Have you ever learned of a friend’s death via email? It isn’t fun. Of course, I don’t know which mode of communication would make the delivery of such news ‘fun’, so maybe I should cut email some slack.
Email told me that she died; the telephone told me that she killed herself. With a gun. Little room for error there.
I had only known her a couple of years, and truth be told, we were never initial cap Friends, but we were friends. I’ve learned that those initial cap Contacts knew that she’d suffered from severe clinical depression most of her adult life. For them, the idea that she’d commit suicide may not have come out of the clear blue as it did for me.
I met her just as I was deciding to launch this website. She was a by-chance NotMom and an enthusiastic cheerleader. I never thought of her as a high-energy person (and now I know why). So, maybe “enthusiastic” is a stretch. Better to say she was very supportive.
I’ve never known a victim of suicide before. And now that I have, I don’t know what to do with that information. What to do with my feelings about her hidden pain?
And, I wondered: Does motherhood play a factor when women waver between choosing Life or Death?
After dozens of online searches I concluded that statisticians note gender among suicides, but parenthood isn’t top-of mind. Hey, I took a shot, and frankly, I’m not surprised.
I did learn that more Americans now die of suicide than in car accidents. In 2010, the CDC reported 38,364 self-inflicted deaths vs. 33,687 deaths from motor vehicle crashes. Wow. Suicide is the 10th leading cause of death in the United States.

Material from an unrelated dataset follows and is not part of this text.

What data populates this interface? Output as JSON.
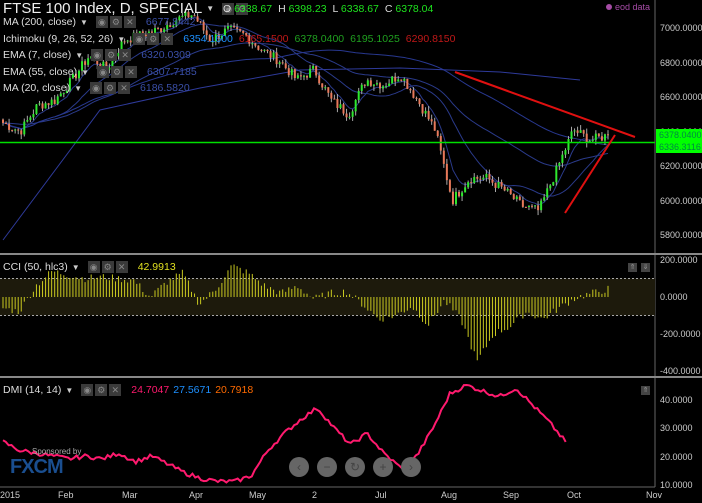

In May 2013, The NY Times reported a “surprising” surge in suicide rates among middle-aged women and men. The Baby Boomers may not be as content as some had thought. My friend certainly wasn’t. Even amidst that cohort, one constant has held true for decades: men choose to end their lives more than women. Does motherhood play a role in that discrepancy?
As far as the Boomers go, according to the CDC, the suicide rate for middle-aged men was 27.3 deaths per 100,000. The rate for Boomer women was just 8.1. OK…is it simply that women have more balls than the people with balls?
And, among all the women who killed themselves in 2010, the largest increase was seen in those ages 60 to 64, among whom rates increased by nearly 60 percent, to 7.0 per 100,000. How to factor in NotMomhood in those numbers? Impossible, yet I believe that it’s a factor sometimes. Leaving behind a husband is bad; leaving a little kid adrift, or even an adult child, must be harder.
One more fascinating factoid from the CDC: the majority of suicides in the U.S. are committed using firearms. That’s how my friend did it. Where she got a gun is a mystery. At this point, I don’t really care.
Let me confess that the only reason I suspected my friend had something to do with her death was the absence of a cause listed in her obituary. There’s always a cause of death listed, and when there isn’t, there’s usually a reason it’s omitted. I learned that during years of work with local HIV/AIDS organizations.
Few people want the world to know their loved one was infected with a stigmatized disease like AIDS, or so troubled that they just checked out. With enough influence, a family can keep the truth from the death certificate itself. Julie Phillips, an associate professor of sociology at Rutgers University who’s published research on rising suicide rates told the NY Times. “We know we’re not counting all suicides.”
I know it, too.